An exemplary paper machine 20 employing the dryer section 22 is shown in FIGS. 3A-3B. The papermaking machine 20 illustrated can be used to produce twenty-eight pound newsprint with a wire width of four-hundred-and-twenty inches and operating at a speed of sixty-five-hundred feet-per-minute. The papermaking machine 20 employs a vertically oriented headbox 80 which has a slice 82 which injects a stream of pulp between a first forming wire 84 and a second forming wire 86 which comprises the twin wire former 88. The paper web 36 is transferred to a press section 90 where a single extended nip press 92 accomplishes the pressing function. The web 36 is then wrapped onto the first dryer felt 30 and transferred to the dryer section 22. After transiting the dryer section the web is calendered with high temperature soft nip calenders 94 and wound onto reels by a winder 96.
In a preferred system, the twin wire former may be a Bel-Baie RCB type enclosed jet former obtainable from Beloit Corporation. The headbox used will preferably be the Concept IV-MH headbox employing consistency profiling, also available from Beloit Corporation. Press sections, high temperature soft nip calenders and reels are also available from Beloit Corporation.
The papermaking machine 22 employing the dryer section 24 may be observed to be of compact design with relatively few dryer rolls as well as few rolls of any type. Because of the high cost of individual rolls, together with their bearings and support system, a papermaking machine such as illustrated in FIGS. 3A-3B will result in improved cost and reliability performance.
It should be understood that the air temperature used in the dryer air caps may be varied between the wet end and the dry end of the dryer.
It should also be understood that an exemplary air velocity of twenty-eight-thousand feet per minute and an air temperature of seven-hundred-fifty degrees may be employed.
It should be understood that greater dryer surface for a given floorprint may be achieved by using larger dryers and that dryer technology used in the manufacturer of Yankee dryers assures that dryers as large as twenty feet can be constructed.
It should also be understood that a further advantage of the dryer section 22 of this invention is that because all the dryers are in a single tier it is possible to mount the dryer section directly to the mill floor without the necessity of constructing basements under the dryer. This relatively simple and more rigid mounting will reduce dryer vibrations as well as reduce dryer installation costs.
It should also be understood that although three dryer felts are shown, more or less felts could be used. The advantages of employing greater numbers of felts are threefold. One, the paper lengthens and shortens slightly as the drying process is accomplished and therefore the dryer rolls are required to run more rapidly as the paper progresses through the dryer section 22. The more drying felts, the more stages in which the paper speed can be increased. Secondly, changing felts prevents a single felt from impressing a pattern onto the surface of the web. Thirdly, it is to be understood that shorter felts are more easily changed.

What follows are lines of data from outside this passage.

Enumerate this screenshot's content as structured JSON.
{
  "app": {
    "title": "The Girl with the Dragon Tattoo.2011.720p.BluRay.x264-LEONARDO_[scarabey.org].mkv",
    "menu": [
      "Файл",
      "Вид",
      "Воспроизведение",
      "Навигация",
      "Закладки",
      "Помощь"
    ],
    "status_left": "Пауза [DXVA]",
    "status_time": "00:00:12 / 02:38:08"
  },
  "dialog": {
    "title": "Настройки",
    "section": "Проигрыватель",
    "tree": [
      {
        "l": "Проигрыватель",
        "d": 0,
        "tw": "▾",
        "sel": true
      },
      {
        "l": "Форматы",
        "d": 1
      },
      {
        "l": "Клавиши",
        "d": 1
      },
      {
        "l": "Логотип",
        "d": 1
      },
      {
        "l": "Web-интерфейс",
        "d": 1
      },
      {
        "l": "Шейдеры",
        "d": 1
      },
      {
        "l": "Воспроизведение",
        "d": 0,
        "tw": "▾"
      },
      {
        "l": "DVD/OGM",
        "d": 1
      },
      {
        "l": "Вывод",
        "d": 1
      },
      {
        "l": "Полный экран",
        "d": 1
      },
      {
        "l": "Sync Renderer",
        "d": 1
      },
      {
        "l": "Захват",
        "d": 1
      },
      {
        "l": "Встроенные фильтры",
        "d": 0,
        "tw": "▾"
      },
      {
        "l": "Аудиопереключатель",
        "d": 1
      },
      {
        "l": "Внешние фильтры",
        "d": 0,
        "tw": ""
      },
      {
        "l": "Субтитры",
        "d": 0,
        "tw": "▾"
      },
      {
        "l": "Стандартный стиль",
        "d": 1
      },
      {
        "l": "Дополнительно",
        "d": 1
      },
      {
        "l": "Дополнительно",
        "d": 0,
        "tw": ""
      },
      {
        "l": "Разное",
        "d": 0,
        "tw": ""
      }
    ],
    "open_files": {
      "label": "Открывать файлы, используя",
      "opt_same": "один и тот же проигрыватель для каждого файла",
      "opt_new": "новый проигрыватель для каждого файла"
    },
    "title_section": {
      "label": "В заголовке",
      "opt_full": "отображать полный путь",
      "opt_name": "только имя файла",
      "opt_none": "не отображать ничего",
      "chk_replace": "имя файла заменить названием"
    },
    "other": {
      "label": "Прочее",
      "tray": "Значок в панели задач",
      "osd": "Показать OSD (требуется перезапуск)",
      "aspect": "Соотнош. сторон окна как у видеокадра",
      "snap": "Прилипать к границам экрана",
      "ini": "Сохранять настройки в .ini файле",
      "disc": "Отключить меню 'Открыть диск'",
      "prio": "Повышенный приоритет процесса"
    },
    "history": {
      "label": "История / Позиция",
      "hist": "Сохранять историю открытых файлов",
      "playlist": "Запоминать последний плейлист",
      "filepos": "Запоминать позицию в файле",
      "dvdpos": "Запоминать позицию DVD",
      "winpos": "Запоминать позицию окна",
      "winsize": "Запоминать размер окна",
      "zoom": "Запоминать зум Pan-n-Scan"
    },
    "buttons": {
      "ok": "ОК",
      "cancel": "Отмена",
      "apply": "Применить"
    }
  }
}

It is understood that the invention is not limited to the particular construction and arrangement of parts herein illustrated and described, but embraces such modified forms thereof as come within the scope of the following claims.